### Material shown
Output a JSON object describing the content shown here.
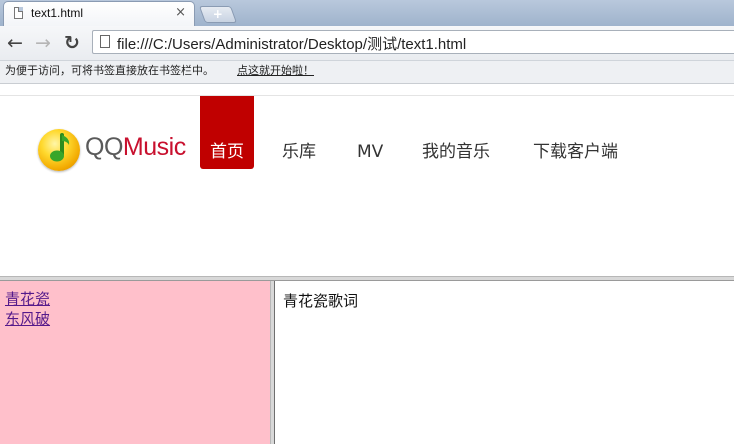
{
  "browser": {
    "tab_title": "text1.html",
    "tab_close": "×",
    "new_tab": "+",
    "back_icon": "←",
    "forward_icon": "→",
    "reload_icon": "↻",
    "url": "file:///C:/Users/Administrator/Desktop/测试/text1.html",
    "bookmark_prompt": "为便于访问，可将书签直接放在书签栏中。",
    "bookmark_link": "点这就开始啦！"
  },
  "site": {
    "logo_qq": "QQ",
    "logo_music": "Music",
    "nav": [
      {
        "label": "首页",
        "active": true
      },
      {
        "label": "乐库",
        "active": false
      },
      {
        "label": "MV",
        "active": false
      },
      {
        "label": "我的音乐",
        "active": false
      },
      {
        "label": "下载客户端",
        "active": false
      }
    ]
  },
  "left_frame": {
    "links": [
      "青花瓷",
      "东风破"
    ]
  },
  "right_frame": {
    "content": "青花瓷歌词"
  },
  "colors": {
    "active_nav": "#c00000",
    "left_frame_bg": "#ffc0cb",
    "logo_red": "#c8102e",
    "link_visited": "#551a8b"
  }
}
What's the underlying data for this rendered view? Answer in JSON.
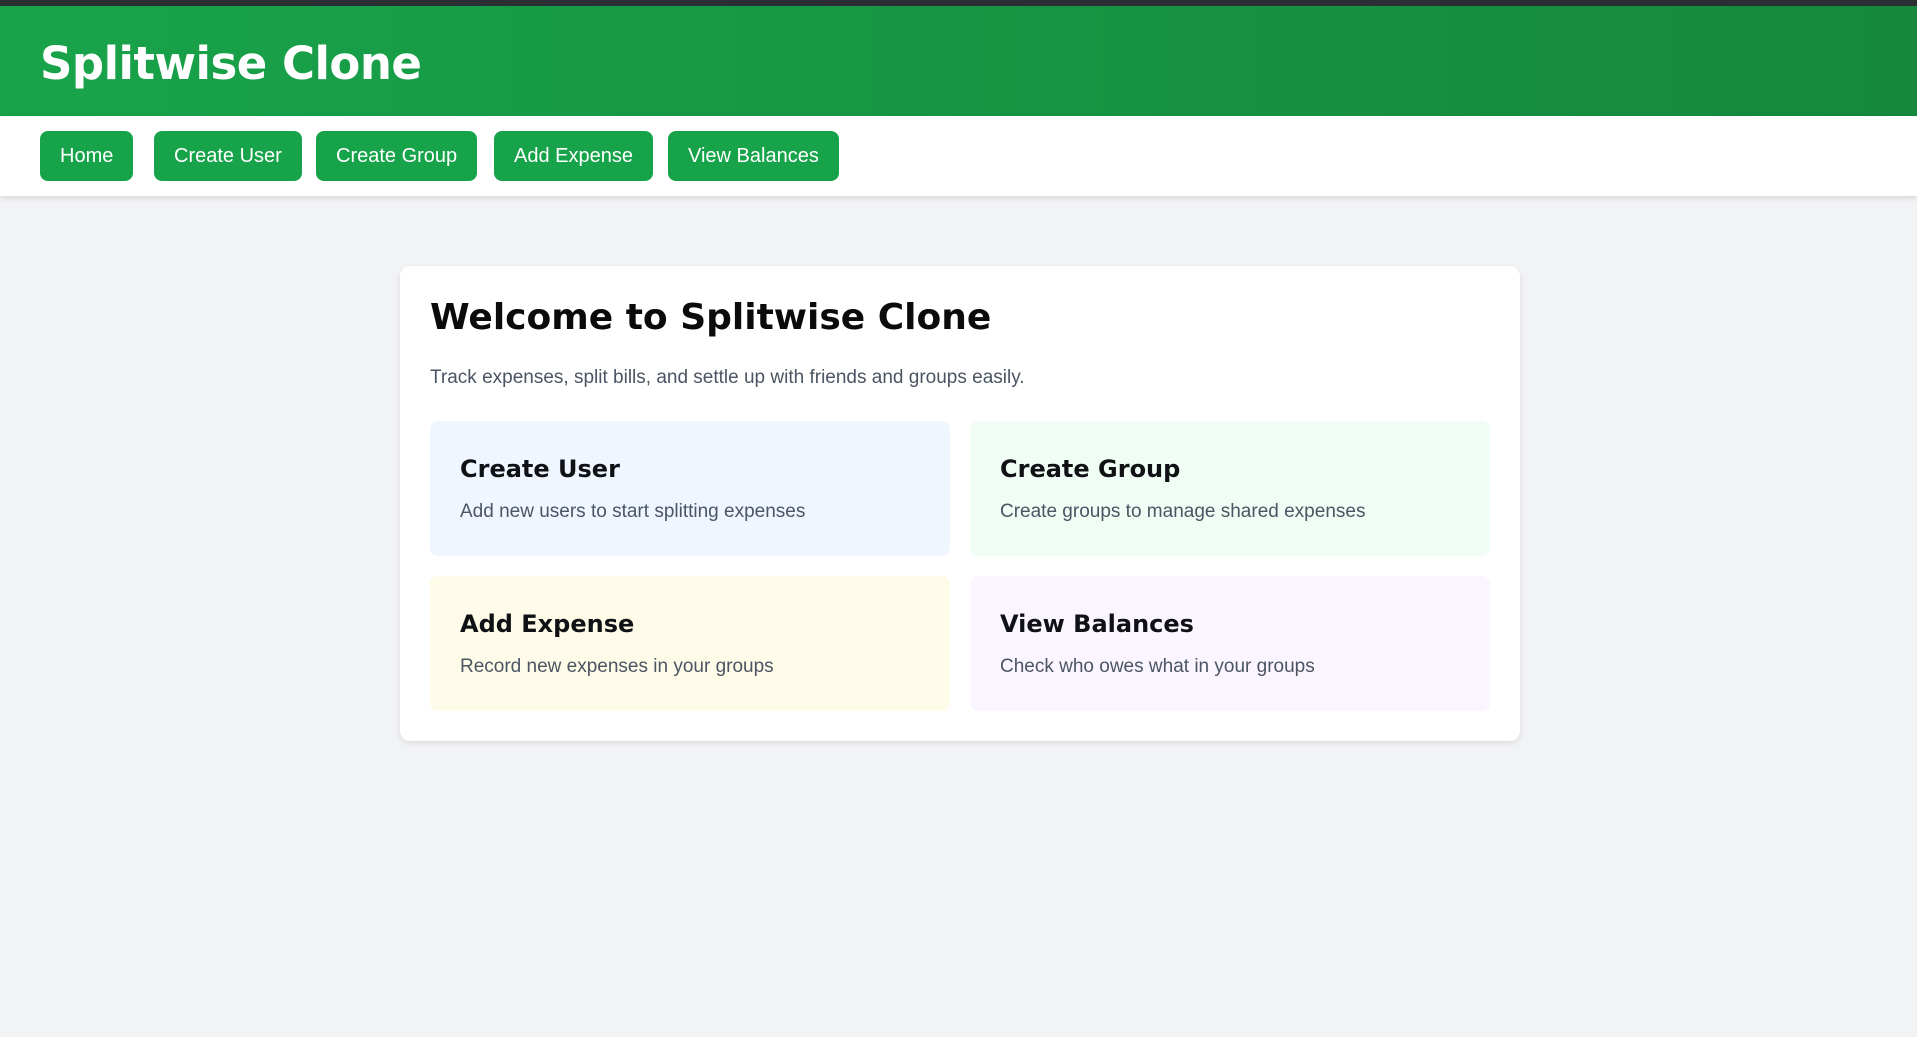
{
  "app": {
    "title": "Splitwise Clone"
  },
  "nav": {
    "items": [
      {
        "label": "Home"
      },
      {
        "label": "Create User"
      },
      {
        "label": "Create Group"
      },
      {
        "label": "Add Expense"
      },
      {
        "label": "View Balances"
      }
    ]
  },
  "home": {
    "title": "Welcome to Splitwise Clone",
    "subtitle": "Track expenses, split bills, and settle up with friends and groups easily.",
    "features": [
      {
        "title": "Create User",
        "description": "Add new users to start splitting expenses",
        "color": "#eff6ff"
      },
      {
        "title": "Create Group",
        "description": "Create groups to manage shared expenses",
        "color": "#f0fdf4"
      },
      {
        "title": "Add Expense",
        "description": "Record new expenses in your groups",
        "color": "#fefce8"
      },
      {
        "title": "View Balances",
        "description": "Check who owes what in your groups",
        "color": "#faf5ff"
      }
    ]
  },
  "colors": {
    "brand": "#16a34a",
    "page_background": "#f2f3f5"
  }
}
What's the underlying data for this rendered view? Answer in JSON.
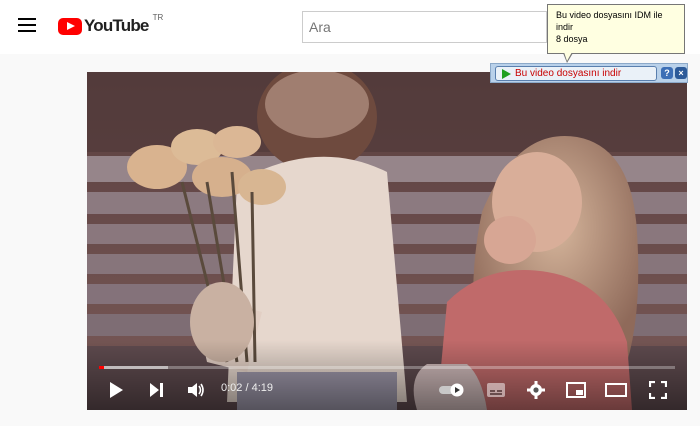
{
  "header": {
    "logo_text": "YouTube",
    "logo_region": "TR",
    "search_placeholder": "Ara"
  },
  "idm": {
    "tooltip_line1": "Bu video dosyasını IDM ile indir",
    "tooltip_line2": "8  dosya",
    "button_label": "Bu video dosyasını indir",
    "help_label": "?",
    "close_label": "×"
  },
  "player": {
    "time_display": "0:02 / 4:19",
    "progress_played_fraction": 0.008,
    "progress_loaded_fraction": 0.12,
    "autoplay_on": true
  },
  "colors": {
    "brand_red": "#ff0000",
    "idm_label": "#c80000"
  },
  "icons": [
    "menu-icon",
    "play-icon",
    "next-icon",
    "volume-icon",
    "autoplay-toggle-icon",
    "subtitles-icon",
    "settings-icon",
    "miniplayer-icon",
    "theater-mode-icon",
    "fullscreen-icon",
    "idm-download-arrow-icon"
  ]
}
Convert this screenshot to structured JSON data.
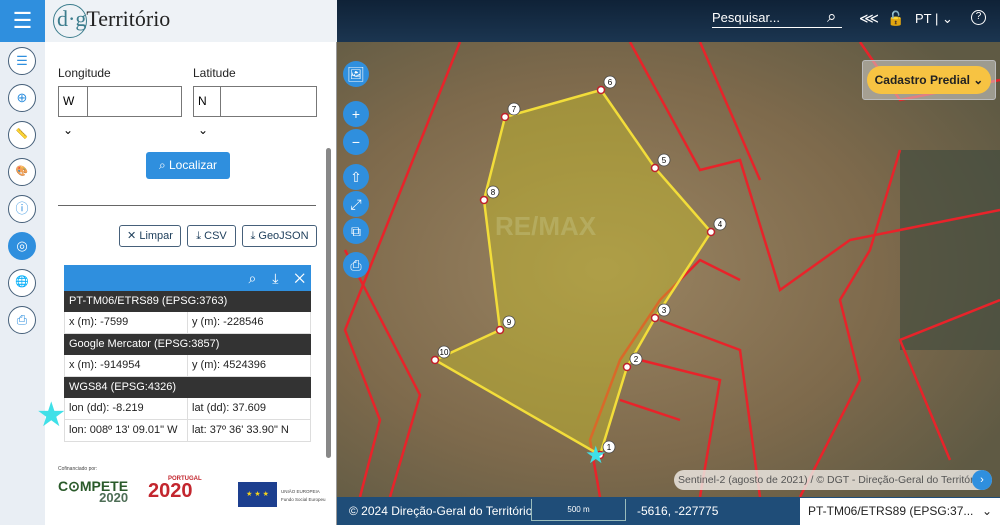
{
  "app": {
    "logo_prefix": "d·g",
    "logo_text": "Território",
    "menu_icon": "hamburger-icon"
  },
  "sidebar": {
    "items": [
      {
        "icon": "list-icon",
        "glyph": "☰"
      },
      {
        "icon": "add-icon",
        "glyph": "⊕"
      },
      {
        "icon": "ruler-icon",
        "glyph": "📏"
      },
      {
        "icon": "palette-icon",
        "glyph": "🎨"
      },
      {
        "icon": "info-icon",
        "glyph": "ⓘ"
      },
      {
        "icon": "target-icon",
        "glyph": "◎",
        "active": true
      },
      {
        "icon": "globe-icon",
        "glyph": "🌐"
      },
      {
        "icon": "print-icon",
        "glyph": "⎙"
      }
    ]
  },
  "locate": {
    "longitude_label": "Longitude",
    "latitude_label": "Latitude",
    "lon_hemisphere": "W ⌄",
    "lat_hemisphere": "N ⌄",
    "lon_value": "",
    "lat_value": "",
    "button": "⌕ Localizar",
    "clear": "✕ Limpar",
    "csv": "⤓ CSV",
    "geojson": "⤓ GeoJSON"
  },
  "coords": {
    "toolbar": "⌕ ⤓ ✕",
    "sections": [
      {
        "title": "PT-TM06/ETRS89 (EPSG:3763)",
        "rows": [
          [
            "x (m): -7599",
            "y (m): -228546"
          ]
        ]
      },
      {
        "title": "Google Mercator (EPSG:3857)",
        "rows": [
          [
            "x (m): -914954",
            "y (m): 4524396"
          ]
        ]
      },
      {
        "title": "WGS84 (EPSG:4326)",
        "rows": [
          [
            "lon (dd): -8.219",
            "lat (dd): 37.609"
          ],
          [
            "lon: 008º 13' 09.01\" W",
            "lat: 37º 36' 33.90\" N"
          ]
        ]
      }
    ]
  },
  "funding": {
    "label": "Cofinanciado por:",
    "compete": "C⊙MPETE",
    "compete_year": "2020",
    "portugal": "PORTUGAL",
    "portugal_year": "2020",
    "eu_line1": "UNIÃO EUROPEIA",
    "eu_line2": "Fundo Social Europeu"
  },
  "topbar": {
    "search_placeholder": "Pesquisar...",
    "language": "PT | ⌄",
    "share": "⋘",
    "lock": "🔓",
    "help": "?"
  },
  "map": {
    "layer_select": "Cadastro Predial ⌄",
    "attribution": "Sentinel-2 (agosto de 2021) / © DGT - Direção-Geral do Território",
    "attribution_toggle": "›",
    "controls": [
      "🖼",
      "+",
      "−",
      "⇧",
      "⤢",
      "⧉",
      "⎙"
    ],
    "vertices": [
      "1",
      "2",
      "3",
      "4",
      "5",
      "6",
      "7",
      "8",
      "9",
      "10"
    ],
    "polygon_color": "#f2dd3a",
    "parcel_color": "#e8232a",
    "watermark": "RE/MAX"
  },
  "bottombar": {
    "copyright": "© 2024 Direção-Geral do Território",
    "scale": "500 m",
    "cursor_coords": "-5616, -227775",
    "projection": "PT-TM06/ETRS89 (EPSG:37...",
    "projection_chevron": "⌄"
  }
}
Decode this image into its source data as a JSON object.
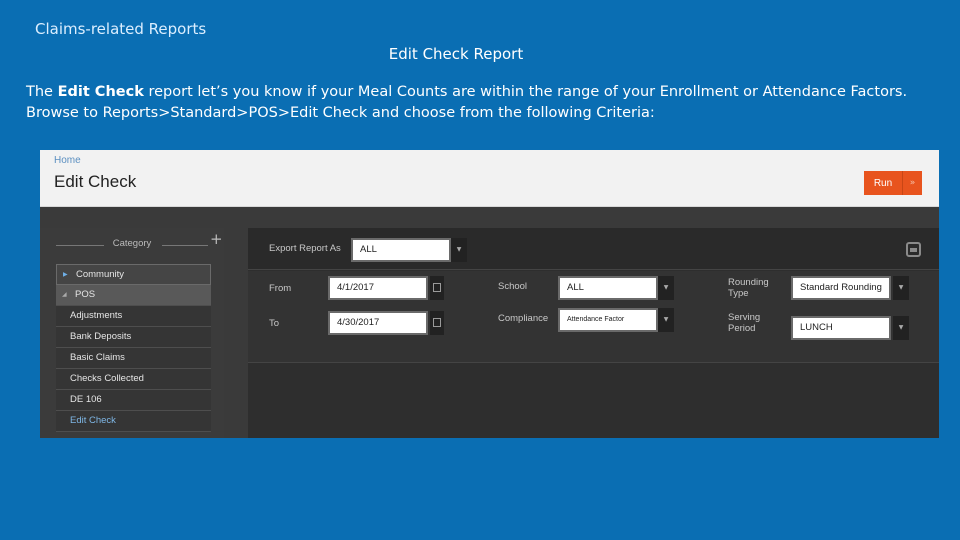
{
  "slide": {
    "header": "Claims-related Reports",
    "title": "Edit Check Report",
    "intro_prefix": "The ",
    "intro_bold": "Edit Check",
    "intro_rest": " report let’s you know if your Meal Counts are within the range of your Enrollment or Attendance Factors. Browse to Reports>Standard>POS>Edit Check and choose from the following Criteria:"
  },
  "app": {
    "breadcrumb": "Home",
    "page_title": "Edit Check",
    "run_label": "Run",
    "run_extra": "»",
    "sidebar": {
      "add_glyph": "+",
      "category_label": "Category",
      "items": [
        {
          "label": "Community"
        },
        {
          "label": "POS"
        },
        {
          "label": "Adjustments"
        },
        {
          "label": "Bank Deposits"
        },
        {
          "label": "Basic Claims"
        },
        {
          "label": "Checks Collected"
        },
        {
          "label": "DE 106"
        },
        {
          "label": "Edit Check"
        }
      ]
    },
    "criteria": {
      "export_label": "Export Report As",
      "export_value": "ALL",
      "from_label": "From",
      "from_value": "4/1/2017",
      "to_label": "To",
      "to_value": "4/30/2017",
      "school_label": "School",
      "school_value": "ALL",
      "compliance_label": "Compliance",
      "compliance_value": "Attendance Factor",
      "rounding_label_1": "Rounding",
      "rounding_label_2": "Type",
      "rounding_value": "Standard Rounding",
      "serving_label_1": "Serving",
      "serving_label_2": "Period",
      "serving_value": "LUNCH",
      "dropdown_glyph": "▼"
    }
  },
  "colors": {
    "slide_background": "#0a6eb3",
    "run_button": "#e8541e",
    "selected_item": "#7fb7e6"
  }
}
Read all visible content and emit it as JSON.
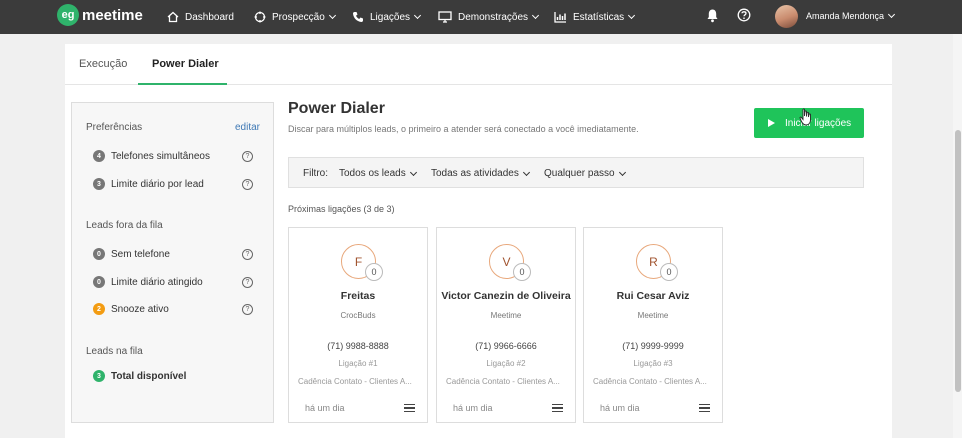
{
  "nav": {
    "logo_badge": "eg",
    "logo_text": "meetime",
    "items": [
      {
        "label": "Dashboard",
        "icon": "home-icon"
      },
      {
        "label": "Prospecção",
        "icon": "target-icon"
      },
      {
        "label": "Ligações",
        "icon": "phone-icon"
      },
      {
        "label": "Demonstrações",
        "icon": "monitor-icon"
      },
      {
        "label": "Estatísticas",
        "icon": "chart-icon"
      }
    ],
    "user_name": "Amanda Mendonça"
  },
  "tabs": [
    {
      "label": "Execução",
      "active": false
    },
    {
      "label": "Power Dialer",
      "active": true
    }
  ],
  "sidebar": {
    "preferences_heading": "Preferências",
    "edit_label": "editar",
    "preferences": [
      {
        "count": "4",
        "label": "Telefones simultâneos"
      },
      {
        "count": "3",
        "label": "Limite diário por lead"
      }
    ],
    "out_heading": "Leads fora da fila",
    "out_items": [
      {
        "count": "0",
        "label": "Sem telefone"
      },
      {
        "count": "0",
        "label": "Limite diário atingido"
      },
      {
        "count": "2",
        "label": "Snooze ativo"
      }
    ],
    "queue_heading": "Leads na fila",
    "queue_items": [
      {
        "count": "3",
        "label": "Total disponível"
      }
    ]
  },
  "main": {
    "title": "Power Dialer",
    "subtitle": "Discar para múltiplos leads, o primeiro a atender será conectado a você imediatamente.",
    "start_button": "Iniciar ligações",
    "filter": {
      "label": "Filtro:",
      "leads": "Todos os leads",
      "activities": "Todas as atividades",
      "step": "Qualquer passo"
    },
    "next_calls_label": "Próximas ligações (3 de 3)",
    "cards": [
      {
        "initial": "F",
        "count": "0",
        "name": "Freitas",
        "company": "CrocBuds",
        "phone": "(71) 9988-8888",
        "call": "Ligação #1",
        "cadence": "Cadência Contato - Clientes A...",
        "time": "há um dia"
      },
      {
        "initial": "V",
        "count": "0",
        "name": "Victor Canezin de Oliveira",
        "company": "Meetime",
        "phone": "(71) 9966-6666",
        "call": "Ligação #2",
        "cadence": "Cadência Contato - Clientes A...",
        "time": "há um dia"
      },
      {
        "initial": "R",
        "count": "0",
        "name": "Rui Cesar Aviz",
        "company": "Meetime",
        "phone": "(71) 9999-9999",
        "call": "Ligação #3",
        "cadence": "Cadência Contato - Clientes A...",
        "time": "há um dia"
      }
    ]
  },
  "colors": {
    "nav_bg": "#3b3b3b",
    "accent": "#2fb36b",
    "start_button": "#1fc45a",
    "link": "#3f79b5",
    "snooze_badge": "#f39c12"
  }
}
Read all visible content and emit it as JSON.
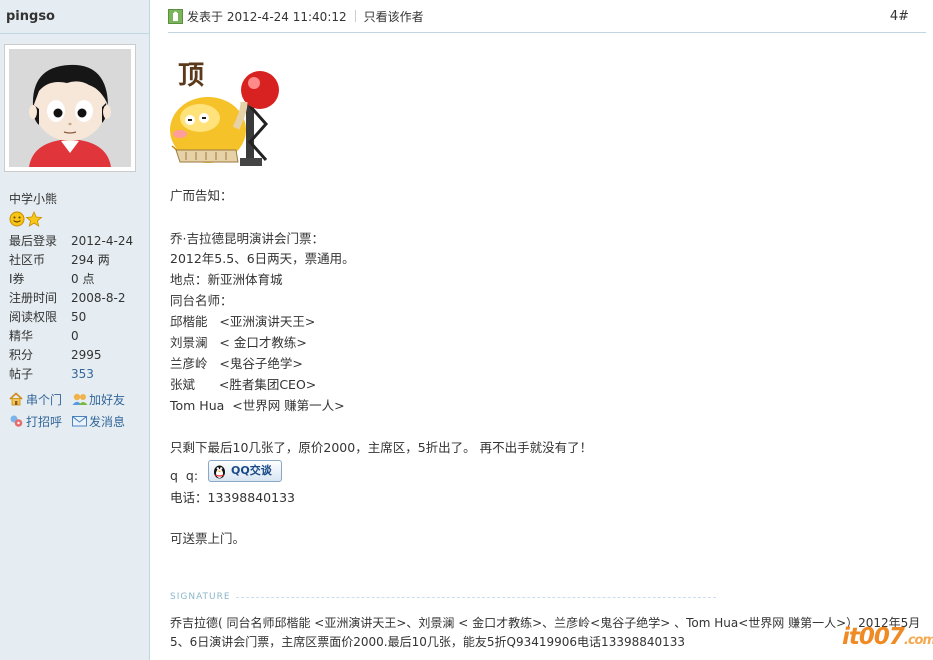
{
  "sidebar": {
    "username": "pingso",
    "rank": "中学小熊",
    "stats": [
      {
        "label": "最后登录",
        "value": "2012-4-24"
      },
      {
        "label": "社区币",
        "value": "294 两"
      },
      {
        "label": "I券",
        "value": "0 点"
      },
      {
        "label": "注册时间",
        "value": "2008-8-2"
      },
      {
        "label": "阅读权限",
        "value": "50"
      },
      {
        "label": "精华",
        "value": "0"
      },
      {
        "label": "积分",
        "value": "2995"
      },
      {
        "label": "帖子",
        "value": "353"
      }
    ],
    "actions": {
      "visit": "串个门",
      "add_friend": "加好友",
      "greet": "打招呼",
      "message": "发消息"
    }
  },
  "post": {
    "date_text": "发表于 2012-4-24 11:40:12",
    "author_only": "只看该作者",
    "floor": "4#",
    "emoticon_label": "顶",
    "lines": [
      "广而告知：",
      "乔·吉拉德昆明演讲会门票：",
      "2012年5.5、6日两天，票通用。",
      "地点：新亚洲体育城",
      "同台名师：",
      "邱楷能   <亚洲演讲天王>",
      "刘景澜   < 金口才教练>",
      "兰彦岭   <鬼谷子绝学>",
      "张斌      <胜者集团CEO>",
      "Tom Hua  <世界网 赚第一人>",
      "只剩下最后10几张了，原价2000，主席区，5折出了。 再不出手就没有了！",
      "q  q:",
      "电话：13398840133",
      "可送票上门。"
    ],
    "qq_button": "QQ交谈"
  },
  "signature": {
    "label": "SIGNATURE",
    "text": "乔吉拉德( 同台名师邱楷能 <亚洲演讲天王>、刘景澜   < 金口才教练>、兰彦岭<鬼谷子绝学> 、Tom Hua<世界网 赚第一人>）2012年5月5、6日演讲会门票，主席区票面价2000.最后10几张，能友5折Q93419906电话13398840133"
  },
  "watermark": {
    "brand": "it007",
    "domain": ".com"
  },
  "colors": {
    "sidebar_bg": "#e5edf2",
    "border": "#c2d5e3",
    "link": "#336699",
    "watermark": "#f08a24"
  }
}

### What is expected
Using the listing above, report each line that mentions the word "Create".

### Solution to the exercise
        "label": "Create User"
        "label": "Create Group"
        "title": "Create User",
        "title": "Create Group",
        "description": "Create groups to manage shared expenses",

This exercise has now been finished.